• Your assignment:
Look through the material that follows and show every line with the string "Fees".

Material for this task: Begin

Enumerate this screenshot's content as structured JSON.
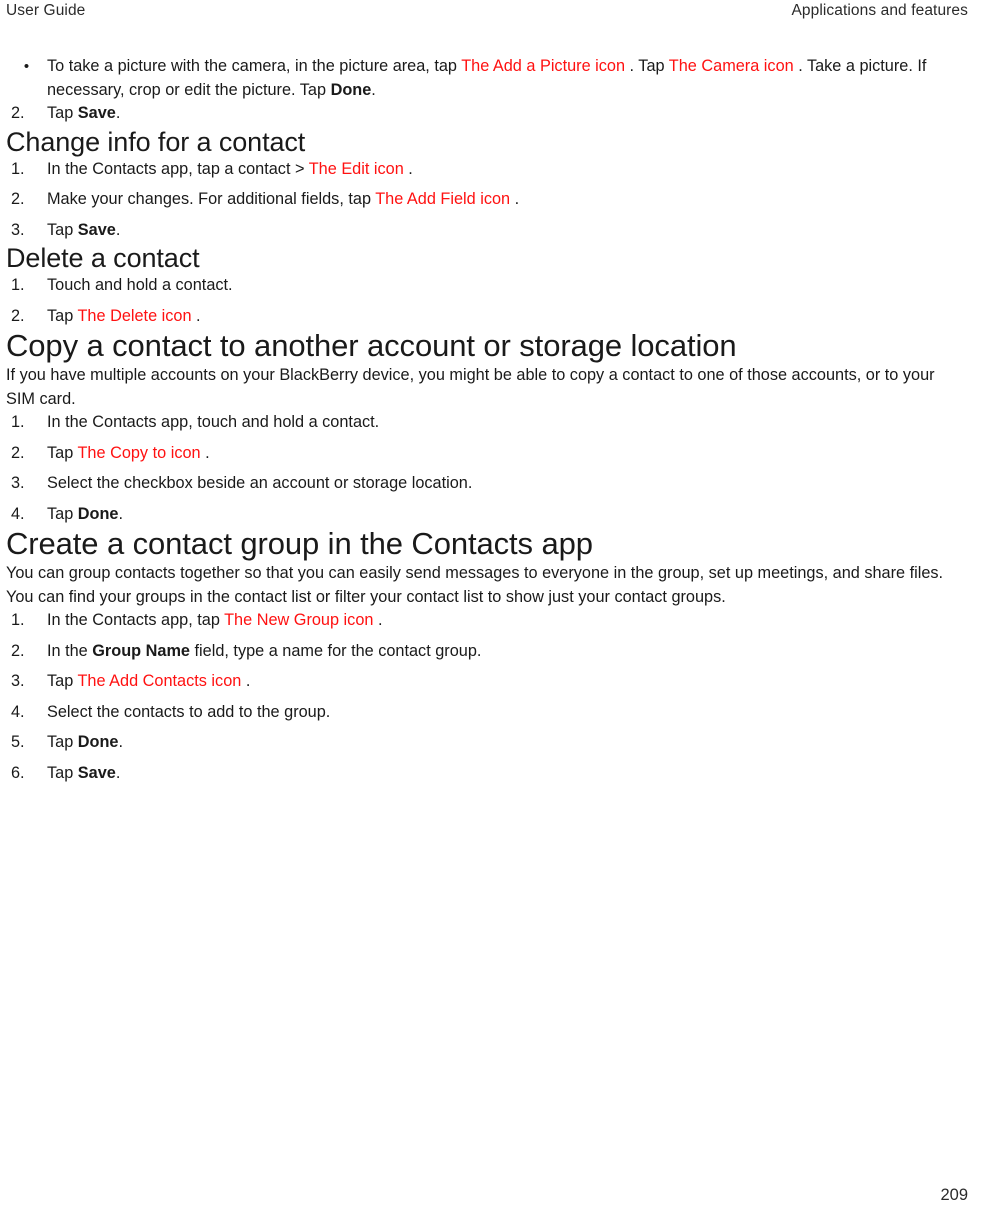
{
  "header": {
    "left": "User Guide",
    "right": "Applications and features"
  },
  "footer": {
    "page_number": "209"
  },
  "colors": {
    "icon_reference_red": "#ff1111",
    "body_text": "#1a1a1a",
    "background": "#ffffff"
  },
  "top_list": {
    "bullet": {
      "marker": "•",
      "part1": "To take a picture with the camera, in the picture area, tap ",
      "icon1": "The Add a Picture icon",
      "part2": " . Tap ",
      "icon2": "The Camera icon",
      "part3": " . Take a picture. If necessary, crop or edit the picture. Tap ",
      "bold1": "Done",
      "part4": "."
    },
    "step2": {
      "marker": "2.",
      "part1": "Tap ",
      "bold1": "Save",
      "part2": "."
    }
  },
  "sections": [
    {
      "id": "change-info",
      "heading": "Change info for a contact",
      "heading_level": "h2",
      "steps": [
        {
          "marker": "1.",
          "part1": "In the Contacts app, tap a contact > ",
          "icon1": "The Edit icon",
          "part2": " ."
        },
        {
          "marker": "2.",
          "part1": "Make your changes. For additional fields, tap ",
          "icon1": "The Add Field icon",
          "part2": " ."
        },
        {
          "marker": "3.",
          "part1": "Tap ",
          "bold1": "Save",
          "part2": "."
        }
      ]
    },
    {
      "id": "delete-contact",
      "heading": "Delete a contact",
      "heading_level": "h2",
      "steps": [
        {
          "marker": "1.",
          "part1": "Touch and hold a contact."
        },
        {
          "marker": "2.",
          "part1": "Tap ",
          "icon1": "The Delete icon",
          "part2": " ."
        }
      ]
    },
    {
      "id": "copy-contact",
      "heading": "Copy a contact to another account or storage location",
      "heading_level": "h1",
      "paragraph": "If you have multiple accounts on your BlackBerry device, you might be able to copy a contact to one of those accounts, or to your SIM card.",
      "steps": [
        {
          "marker": "1.",
          "part1": "In the Contacts app, touch and hold a contact."
        },
        {
          "marker": "2.",
          "part1": "Tap ",
          "icon1": "The Copy to icon",
          "part2": " ."
        },
        {
          "marker": "3.",
          "part1": "Select the checkbox beside an account or storage location."
        },
        {
          "marker": "4.",
          "part1": "Tap ",
          "bold1": "Done",
          "part2": "."
        }
      ]
    },
    {
      "id": "create-group",
      "heading": "Create a contact group in the Contacts app",
      "heading_level": "h1",
      "paragraph": "You can group contacts together so that you can easily send messages to everyone in the group, set up meetings, and share files. You can find your groups in the contact list or filter your contact list to show just your contact groups.",
      "steps": [
        {
          "marker": "1.",
          "part1": "In the Contacts app, tap ",
          "icon1": "The New Group icon",
          "part2": " ."
        },
        {
          "marker": "2.",
          "part1": "In the ",
          "bold1": "Group Name",
          "part2": " field, type a name for the contact group."
        },
        {
          "marker": "3.",
          "part1": "Tap ",
          "icon1": "The Add Contacts icon",
          "part2": " ."
        },
        {
          "marker": "4.",
          "part1": "Select the contacts to add to the group."
        },
        {
          "marker": "5.",
          "part1": "Tap ",
          "bold1": "Done",
          "part2": "."
        },
        {
          "marker": "6.",
          "part1": "Tap ",
          "bold1": "Save",
          "part2": "."
        }
      ]
    }
  ]
}
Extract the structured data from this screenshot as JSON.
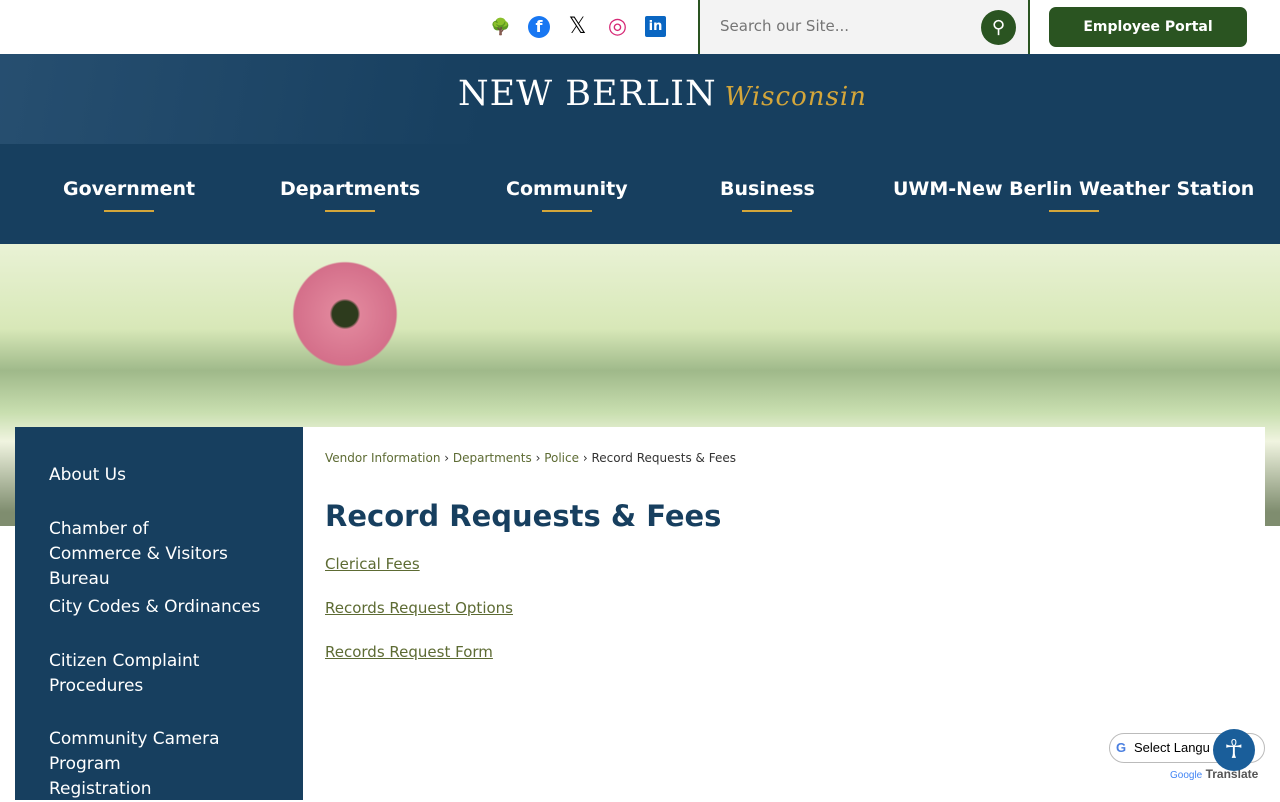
{
  "topbar": {
    "social": [
      {
        "icon": "tree-icon",
        "glyph": "🌳"
      },
      {
        "icon": "facebook-icon",
        "glyph": "f"
      },
      {
        "icon": "x-icon",
        "glyph": "𝕏"
      },
      {
        "icon": "instagram-icon",
        "glyph": "◎"
      },
      {
        "icon": "linkedin-icon",
        "glyph": "in"
      }
    ],
    "search_placeholder": "Search our Site...",
    "employee_portal": "Employee Portal"
  },
  "header": {
    "logo_main": "NEW BERLIN",
    "logo_script": "Wisconsin"
  },
  "nav": [
    "Government",
    "Departments",
    "Community",
    "Business",
    "UWM-New Berlin Weather Station"
  ],
  "sidebar": [
    "About Us",
    "Chamber of Commerce & Visitors Bureau",
    "City Codes & Ordinances",
    "Citizen Complaint Procedures",
    "Community Camera Program Registration"
  ],
  "breadcrumb": [
    "Vendor Information",
    "Departments",
    "Police",
    "Record Requests & Fees"
  ],
  "main": {
    "title": "Record Requests & Fees",
    "links": [
      "Clerical Fees",
      "Records Request Options",
      "Records Request Form"
    ]
  },
  "translate": {
    "label": "Select Langu",
    "powered": "Google",
    "translate": "Translate"
  },
  "colors": {
    "navy": "#173f5f",
    "green": "#2a5421",
    "gold": "#d4a63a"
  }
}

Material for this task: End

• Completed task:
    "Record Requests & Fees"
    "title": "Record Requests & Fees",
      "Clerical Fees",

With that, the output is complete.